(App and web page records)
# # # # #

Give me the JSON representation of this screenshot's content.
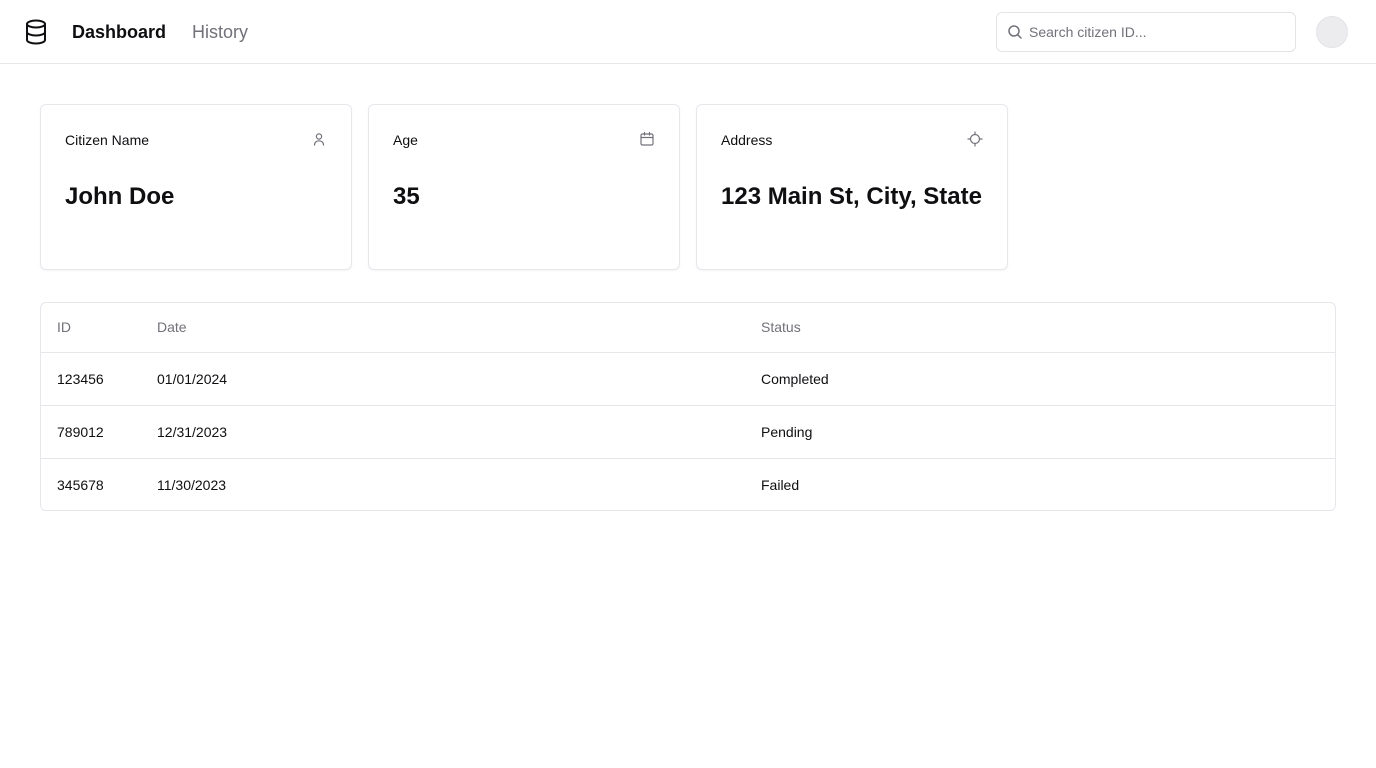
{
  "header": {
    "logo_icon": "database-icon",
    "nav": [
      {
        "label": "Dashboard",
        "active": true
      },
      {
        "label": "History",
        "active": false
      }
    ],
    "search": {
      "placeholder": "Search citizen ID...",
      "value": "",
      "icon": "search-icon"
    },
    "avatar_icon": "avatar"
  },
  "cards": [
    {
      "label": "Citizen Name",
      "value": "John Doe",
      "icon": "user-icon"
    },
    {
      "label": "Age",
      "value": "35",
      "icon": "calendar-icon"
    },
    {
      "label": "Address",
      "value": "123 Main St, City, State",
      "icon": "crosshair-icon"
    }
  ],
  "table": {
    "columns": [
      "ID",
      "Date",
      "Status"
    ],
    "rows": [
      {
        "id": "123456",
        "date": "01/01/2024",
        "status": "Completed"
      },
      {
        "id": "789012",
        "date": "12/31/2023",
        "status": "Pending"
      },
      {
        "id": "345678",
        "date": "11/30/2023",
        "status": "Failed"
      }
    ]
  },
  "colors": {
    "border": "#e5e7eb",
    "muted_text": "#71717a",
    "text": "#0f0f12"
  }
}
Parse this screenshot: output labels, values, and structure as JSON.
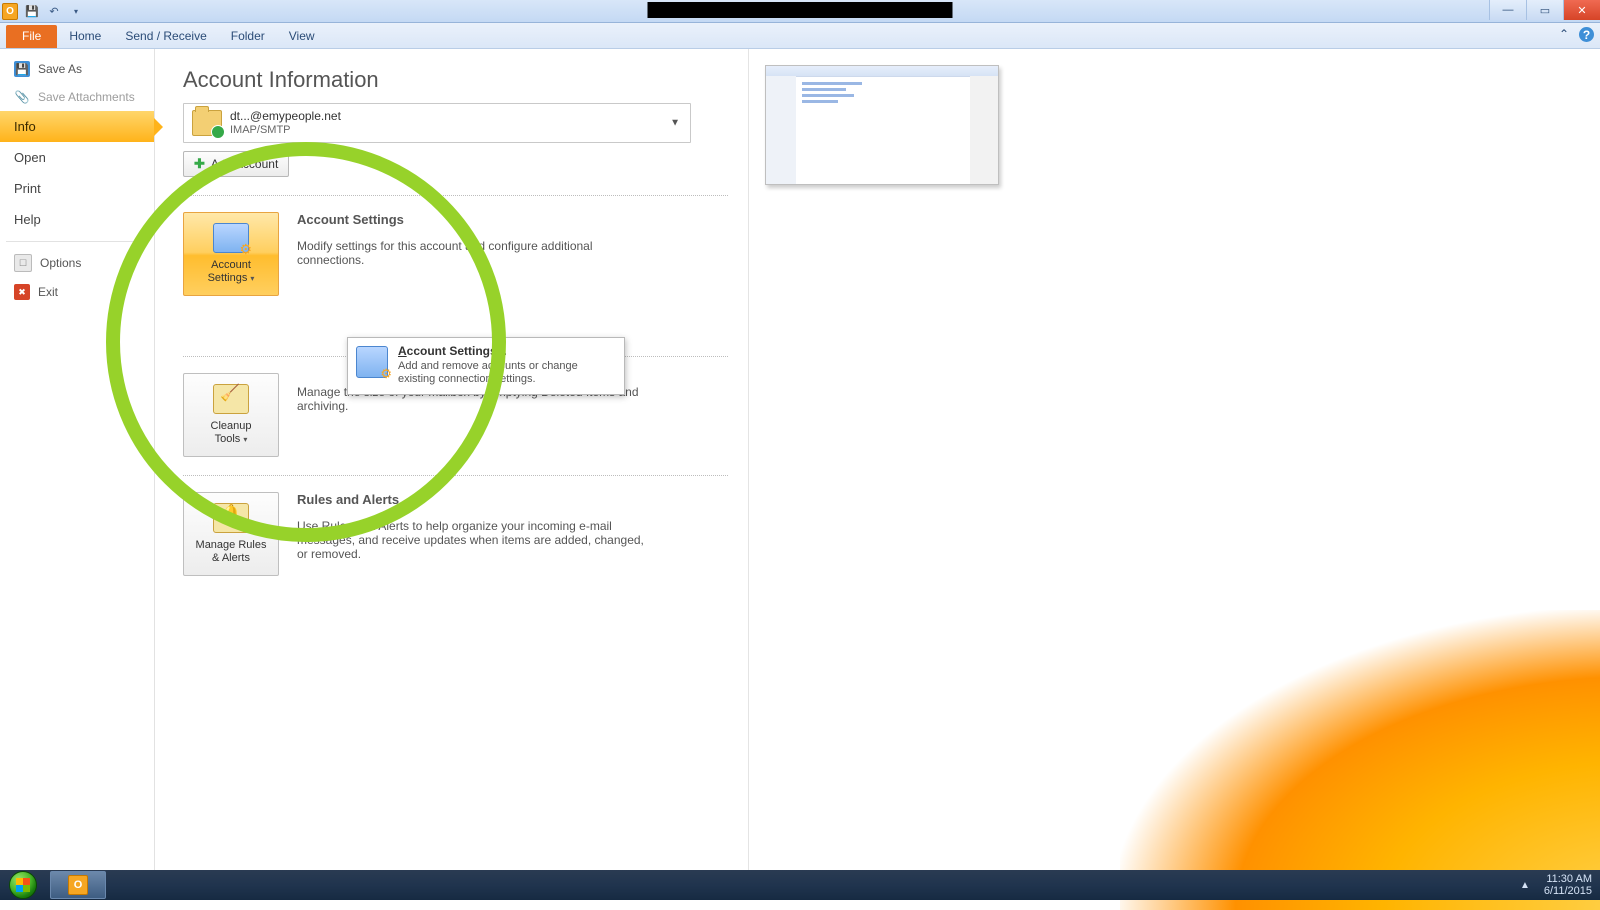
{
  "ribbon": {
    "tabs": [
      "File",
      "Home",
      "Send / Receive",
      "Folder",
      "View"
    ]
  },
  "backstage_nav": {
    "save_as": "Save As",
    "save_attachments": "Save Attachments",
    "info": "Info",
    "open": "Open",
    "print": "Print",
    "help": "Help",
    "options": "Options",
    "exit": "Exit"
  },
  "page": {
    "title": "Account Information",
    "account_email": "dt...@emypeople.net",
    "account_type": "IMAP/SMTP",
    "add_account": "Add Account"
  },
  "sections": {
    "acct_settings": {
      "btn_l1": "Account",
      "btn_l2": "Settings",
      "heading": "Account Settings",
      "body": "Modify settings for this account and configure additional connections."
    },
    "cleanup": {
      "btn_l1": "Cleanup",
      "btn_l2": "Tools",
      "body": "Manage the size of your mailbox by emptying Deleted Items and archiving."
    },
    "rules": {
      "btn_l1": "Manage Rules",
      "btn_l2": "& Alerts",
      "heading": "Rules and Alerts",
      "body": "Use Rules and Alerts to help organize your incoming e-mail messages, and receive updates when items are added, changed, or removed."
    }
  },
  "popup": {
    "title_pre": "A",
    "title_rest": "ccount Settings...",
    "sub": "Add and remove accounts or change existing connection settings."
  },
  "taskbar": {
    "time": "11:30 AM",
    "date": "6/11/2015"
  }
}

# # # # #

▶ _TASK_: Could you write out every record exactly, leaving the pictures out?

▶ _EXERCISE SOLUTION_:
Give me the JSON representation of this screenshot's content.
{
  "header": {
    "logo_icon": "database-icon",
    "nav": [
      {
        "label": "Dashboard",
        "active": true
      },
      {
        "label": "History",
        "active": false
      }
    ],
    "search": {
      "placeholder": "Search citizen ID...",
      "value": "",
      "icon": "search-icon"
    },
    "avatar_icon": "avatar"
  },
  "cards": [
    {
      "label": "Citizen Name",
      "value": "John Doe",
      "icon": "user-icon"
    },
    {
      "label": "Age",
      "value": "35",
      "icon": "calendar-icon"
    },
    {
      "label": "Address",
      "value": "123 Main St, City, State",
      "icon": "crosshair-icon"
    }
  ],
  "table": {
    "columns": [
      "ID",
      "Date",
      "Status"
    ],
    "rows": [
      {
        "id": "123456",
        "date": "01/01/2024",
        "status": "Completed"
      },
      {
        "id": "789012",
        "date": "12/31/2023",
        "status": "Pending"
      },
      {
        "id": "345678",
        "date": "11/30/2023",
        "status": "Failed"
      }
    ]
  },
  "colors": {
    "border": "#e5e7eb",
    "muted_text": "#71717a",
    "text": "#0f0f12"
  }
}
Parse this screenshot: output labels, values, and structure as JSON.
{
  "ribbon": {
    "tabs": [
      "File",
      "Home",
      "Send / Receive",
      "Folder",
      "View"
    ]
  },
  "backstage_nav": {
    "save_as": "Save As",
    "save_attachments": "Save Attachments",
    "info": "Info",
    "open": "Open",
    "print": "Print",
    "help": "Help",
    "options": "Options",
    "exit": "Exit"
  },
  "page": {
    "title": "Account Information",
    "account_email": "dt...@emypeople.net",
    "account_type": "IMAP/SMTP",
    "add_account": "Add Account"
  },
  "sections": {
    "acct_settings": {
      "btn_l1": "Account",
      "btn_l2": "Settings",
      "heading": "Account Settings",
      "body": "Modify settings for this account and configure additional connections."
    },
    "cleanup": {
      "btn_l1": "Cleanup",
      "btn_l2": "Tools",
      "body": "Manage the size of your mailbox by emptying Deleted Items and archiving."
    },
    "rules": {
      "btn_l1": "Manage Rules",
      "btn_l2": "& Alerts",
      "heading": "Rules and Alerts",
      "body": "Use Rules and Alerts to help organize your incoming e-mail messages, and receive updates when items are added, changed, or removed."
    }
  },
  "popup": {
    "title_pre": "A",
    "title_rest": "ccount Settings...",
    "sub": "Add and remove accounts or change existing connection settings."
  },
  "taskbar": {
    "time": "11:30 AM",
    "date": "6/11/2015"
  }
}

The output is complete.